Missouri’s Experience

In 1994, Missouri began using an alternative response approach to CPS services—“the dual-track approach.” The state screened maltreatment reports into two categories: traditional investigation and family assessment. The family assessment track was nonaccu-satory and supportive, offering services to families as soon as possible. The family was involved in developing a collaborative plan to address its problems and needs. During the initial pilot of Missouri’s dual-track system, 71% of the reports were placed on the family assessment track and 29% on the investigation track.

“Staff were generally very excited to try a new approach—they weren’t happy with the ‘cookie-cutter approach’ to this work,” said Tena Thompson, children’s services director for the St. Louis office of Missouri’s Division of Family Services. “The community was concerned that the family assessment would have less focus on child safety than traditional CPS services. But we have had no problems—in fact, one of the complaints has been that more cases can’t be on the assessment track.

“In looking at the family more holistically, we have been able to uncover more about the family—good and bad. We have been able to offer more services to the families through this approach. Our research has shown that this is an effective approach that doesn’t compromise child safety and that makes families more invested in the process.”

Jim Schrader, a social services worker in St. Louis, noted that he has been able to help families while not labeling them. “In the past, there was no distinction between criminal child abuse and family problems,” Schrader said. “We had to indicate [a perpetrator], label the family—we could never be a teacher.”

Missouri had its dual-track system rigorously evaluated by outside researchers in several pilot counties. The evaluation looked at the period prior to dual-track implementation compared to post-implementation and also compared the pilot counties with counties not yet using the dual-track approach.
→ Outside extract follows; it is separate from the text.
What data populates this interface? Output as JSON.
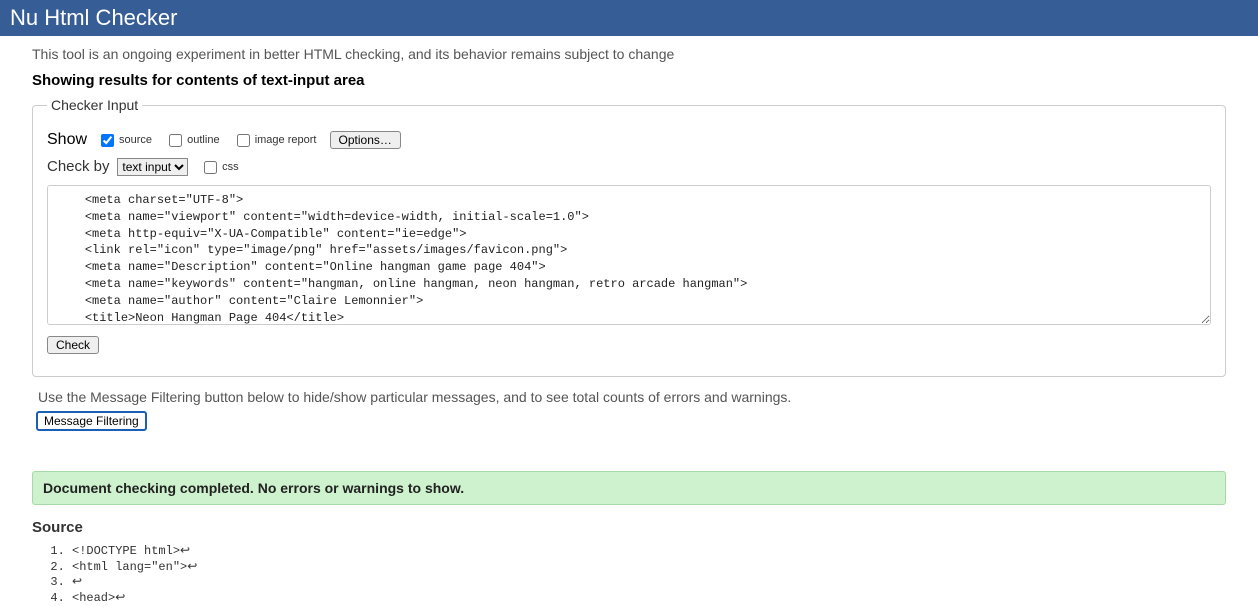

A major finding of the study was that safety of children was not compromised, despite the fact that dual-track counties struggled with large caseloads and limited resources. In some circumstances, in fact, safety was improved. Other 1998 findings included:

  • Hotline reports declined
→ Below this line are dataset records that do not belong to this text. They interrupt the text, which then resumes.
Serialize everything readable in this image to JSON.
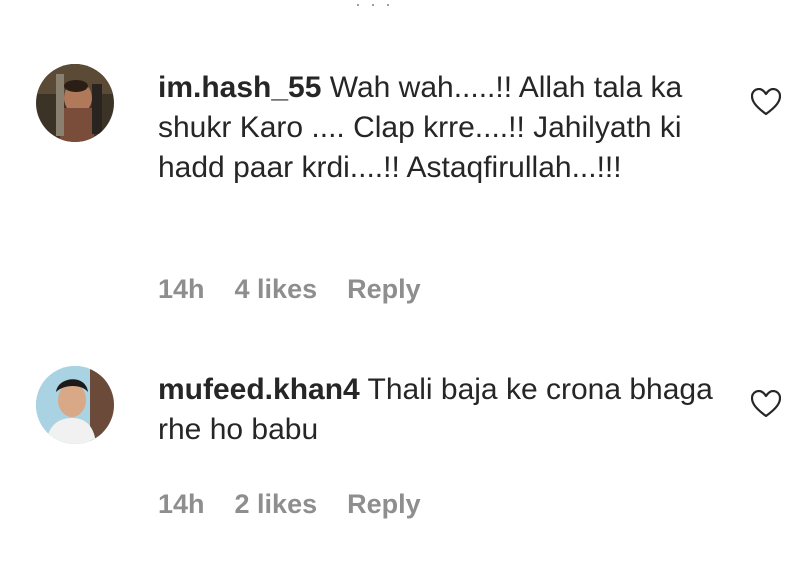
{
  "top_ellipsis": "· · ·",
  "comments": [
    {
      "username": "im.hash_55",
      "text": "Wah wah.....!! Allah tala ka shukr Karo .... Clap krre....!! Jahilyath ki hadd paar krdi....!! Astaqfirullah...!!!",
      "time": "14h",
      "likes": "4 likes",
      "reply": "Reply",
      "like_icon": "heart-outline-icon"
    },
    {
      "username": "mufeed.khan4",
      "text": "Thali baja ke crona bhaga rhe ho babu",
      "time": "14h",
      "likes": "2 likes",
      "reply": "Reply",
      "like_icon": "heart-outline-icon"
    }
  ],
  "colors": {
    "text": "#262626",
    "meta": "#8e8e8e",
    "background": "#ffffff"
  }
}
  • Reported incidents in which action was taken increased

  • Children were made safer sooner

  • Re-reports decreased
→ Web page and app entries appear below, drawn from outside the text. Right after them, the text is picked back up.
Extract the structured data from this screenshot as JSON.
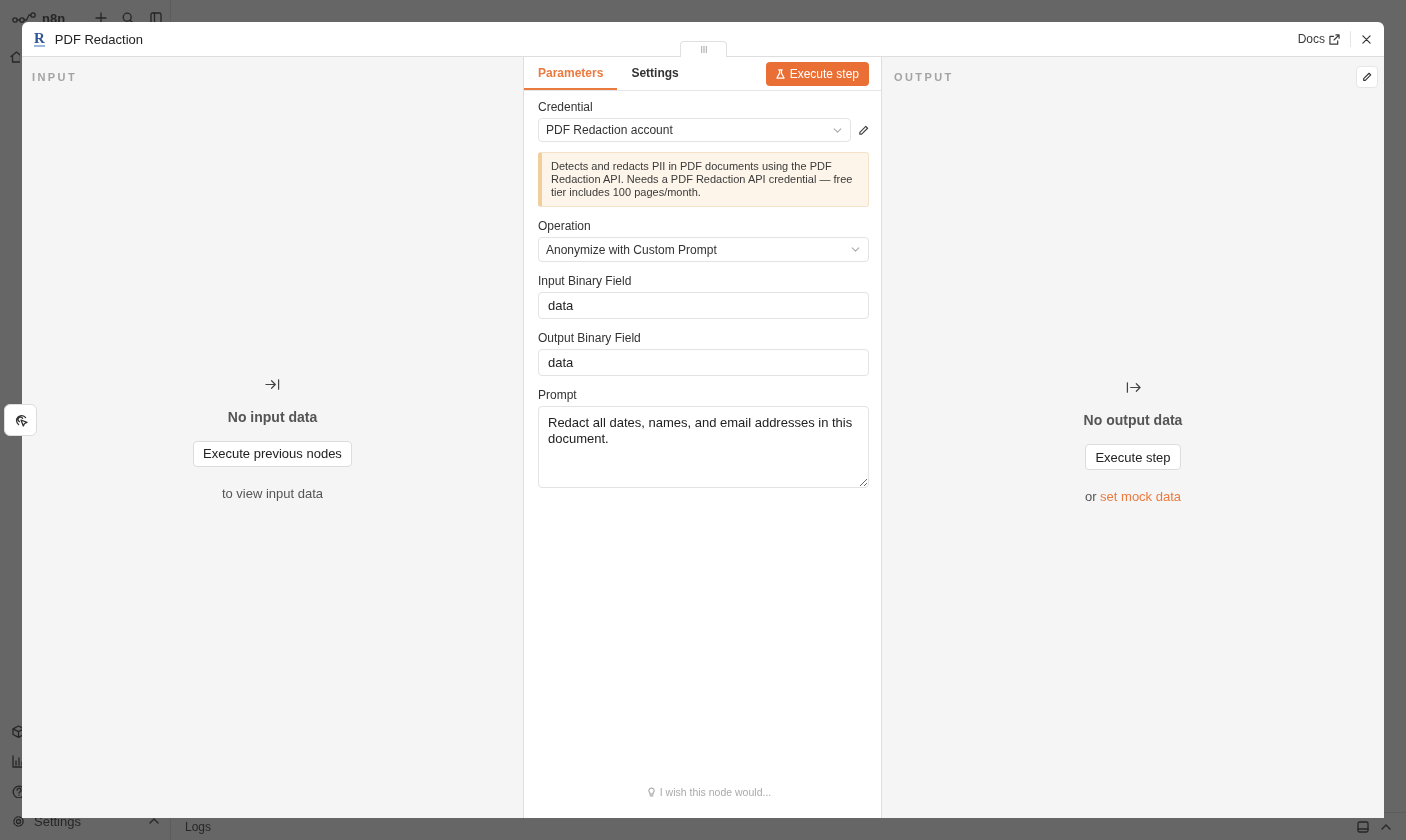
{
  "background_app": {
    "logo": "n8n",
    "sidebar_settings": "Settings",
    "logs_tab": "Logs"
  },
  "window": {
    "logo_letter": "R",
    "title": "PDF Redaction",
    "docs_link": "Docs"
  },
  "input_panel": {
    "heading": "INPUT",
    "empty_title": "No input data",
    "button": "Execute previous nodes",
    "hint": "to view input data"
  },
  "parameters_panel": {
    "tabs": [
      {
        "label": "Parameters",
        "selected": true
      },
      {
        "label": "Settings",
        "selected": false
      }
    ],
    "execute_button": "Execute step",
    "fields": [
      {
        "kind": "credential",
        "label": "Credential",
        "value": "PDF Redaction account"
      },
      {
        "kind": "notice",
        "text": "Detects and redacts PII in PDF documents using the PDF Redaction API. Needs a PDF Redaction API credential — free tier includes 100 pages/month."
      },
      {
        "kind": "select",
        "label": "Operation",
        "value": "Anonymize with Custom Prompt"
      },
      {
        "kind": "input",
        "label": "Input Binary Field",
        "value": "data"
      },
      {
        "kind": "input",
        "label": "Output Binary Field",
        "value": "data"
      },
      {
        "kind": "textarea",
        "label": "Prompt",
        "value": "Redact all dates, names, and email addresses in this document."
      }
    ],
    "feedback": "I wish this node would..."
  },
  "output_panel": {
    "heading": "OUTPUT",
    "empty_title": "No output data",
    "button": "Execute step",
    "hint": "or",
    "hint_link": "set mock data"
  }
}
  • Rates of removal of children from their homes were unchanged

  • When removed from their homes, children spent less time in placement

  • Needed services were delivered more quickly

  • Community resources were better used

  • Families were more satisfied and felt more involved in decisions

  • Workers and community represent-atives preferred the family assess-ment approach

North Carolina

In North Carolina, social workers in the pilot counties anticipate that working with families from a strengths-based, family-centered perspective without labeling them will be a great asset.

“What I’ve seen is that staff are excited about multiple response—they are excited about trying something new,” said Mary Jarrett, CPS supervisor in Alamance County. “Of course, change always elicits anxiety—this is a paradigm shift for us. But we have heard from workers in other states that families are much more willing to engage with you. Those same workers report that their [own] families and friends have noticed a change in them—they attribute the change to work being a much more positive environment.”

With the multiple response system, North Carolina hopes to fare better in the next round of the U.S. Department of Health and Human Services’ Child and Family Services Review (CFSR). With a portion of the CFSR focused on family-centered practice and child safety, N.C.’s multiple response system should help counties improve practice outcomes for the 2003 review. “Our best partner in ensuring safety is parents and caregivers,” said JoAnn Lamm, policy and initiatives team leader at Children’s Services in the N.C. Division of Social Services.

Each of the pilot counties will have the flexibility to implement multiple response in a way that makes sense for its community, Lamm said. Eventually, policymakers hope to take multiple response statewide.